- _TASK INSTRUCTIONS_: Everything in the listing must be repeated exactly, apart from the images.

Start of Block

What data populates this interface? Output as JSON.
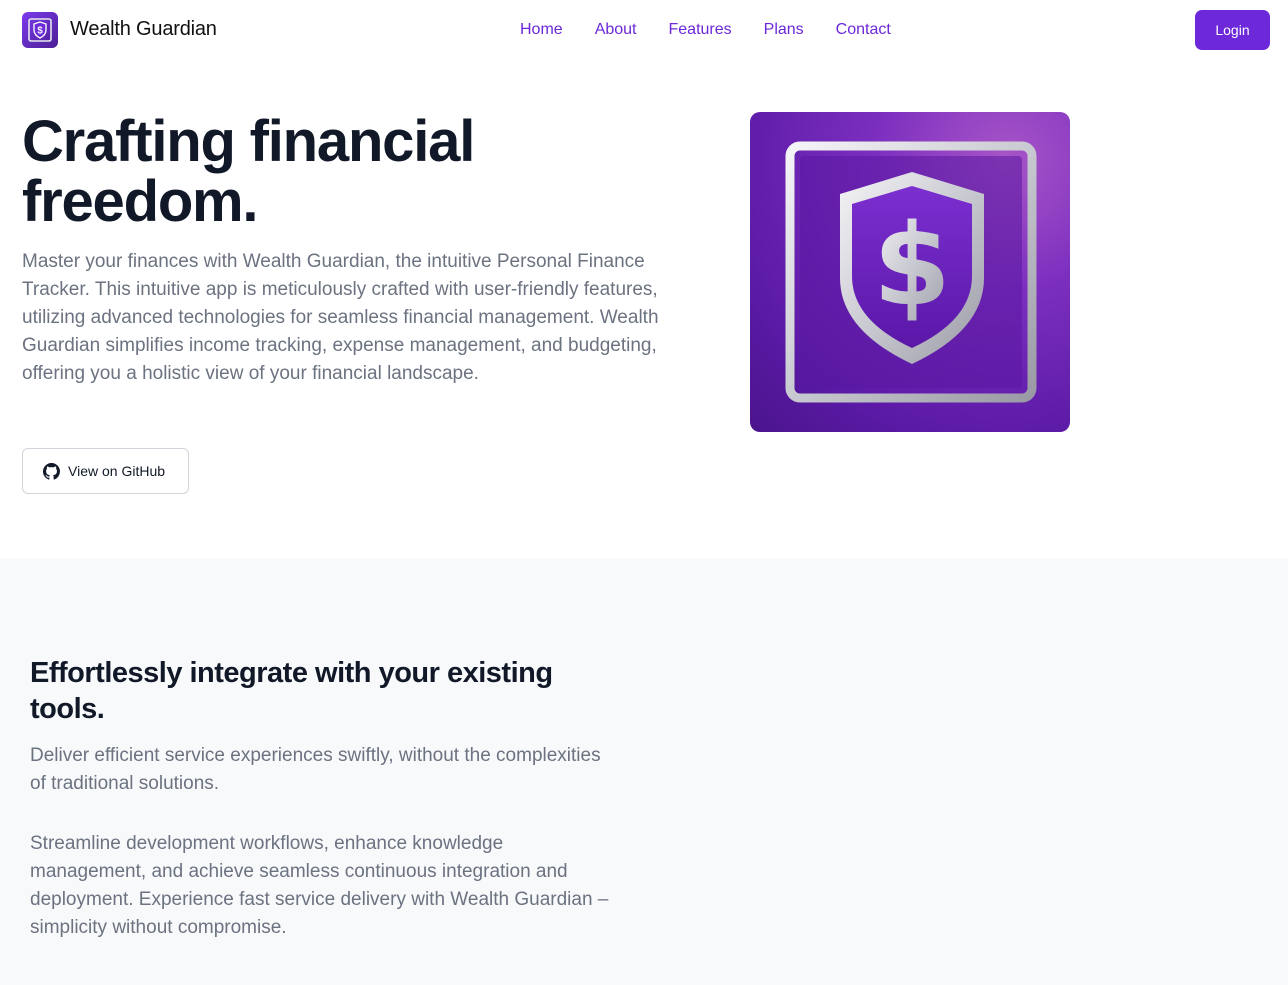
{
  "header": {
    "brand": "Wealth Guardian",
    "logo_icon": "shield-dollar-icon",
    "nav": [
      {
        "label": "Home"
      },
      {
        "label": "About"
      },
      {
        "label": "Features"
      },
      {
        "label": "Plans"
      },
      {
        "label": "Contact"
      }
    ],
    "login_label": "Login"
  },
  "hero": {
    "title": "Crafting financial freedom.",
    "description": "Master your finances with Wealth Guardian, the intuitive Personal Finance Tracker. This intuitive app is meticulously crafted with user-friendly features, utilizing advanced technologies for seamless financial management. Wealth Guardian simplifies income tracking, expense management, and budgeting, offering you a holistic view of your financial landscape.",
    "github_label": "View on GitHub",
    "github_icon": "github-icon",
    "image_icon": "shield-dollar-icon"
  },
  "integrate": {
    "title": "Effortlessly integrate with your existing tools.",
    "paragraph1": "Deliver efficient service experiences swiftly, without the complexities of traditional solutions.",
    "paragraph2": "Streamline development workflows, enhance knowledge management, and achieve seamless continuous integration and deployment. Experience fast service delivery with Wealth Guardian – simplicity without compromise."
  },
  "colors": {
    "accent": "#6d28d9",
    "heading": "#111827",
    "body_text": "#6b7280",
    "section_bg": "#f8f9fb"
  }
}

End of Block

- _EXERCISE ANSWER_:
What data populates this interface? Output as JSON.
{
  "header": {
    "brand": "Wealth Guardian",
    "logo_icon": "shield-dollar-icon",
    "nav": [
      {
        "label": "Home"
      },
      {
        "label": "About"
      },
      {
        "label": "Features"
      },
      {
        "label": "Plans"
      },
      {
        "label": "Contact"
      }
    ],
    "login_label": "Login"
  },
  "hero": {
    "title": "Crafting financial freedom.",
    "description": "Master your finances with Wealth Guardian, the intuitive Personal Finance Tracker. This intuitive app is meticulously crafted with user-friendly features, utilizing advanced technologies for seamless financial management. Wealth Guardian simplifies income tracking, expense management, and budgeting, offering you a holistic view of your financial landscape.",
    "github_label": "View on GitHub",
    "github_icon": "github-icon",
    "image_icon": "shield-dollar-icon"
  },
  "integrate": {
    "title": "Effortlessly integrate with your existing tools.",
    "paragraph1": "Deliver efficient service experiences swiftly, without the complexities of traditional solutions.",
    "paragraph2": "Streamline development workflows, enhance knowledge management, and achieve seamless continuous integration and deployment. Experience fast service delivery with Wealth Guardian – simplicity without compromise."
  },
  "colors": {
    "accent": "#6d28d9",
    "heading": "#111827",
    "body_text": "#6b7280",
    "section_bg": "#f8f9fb"
  }
}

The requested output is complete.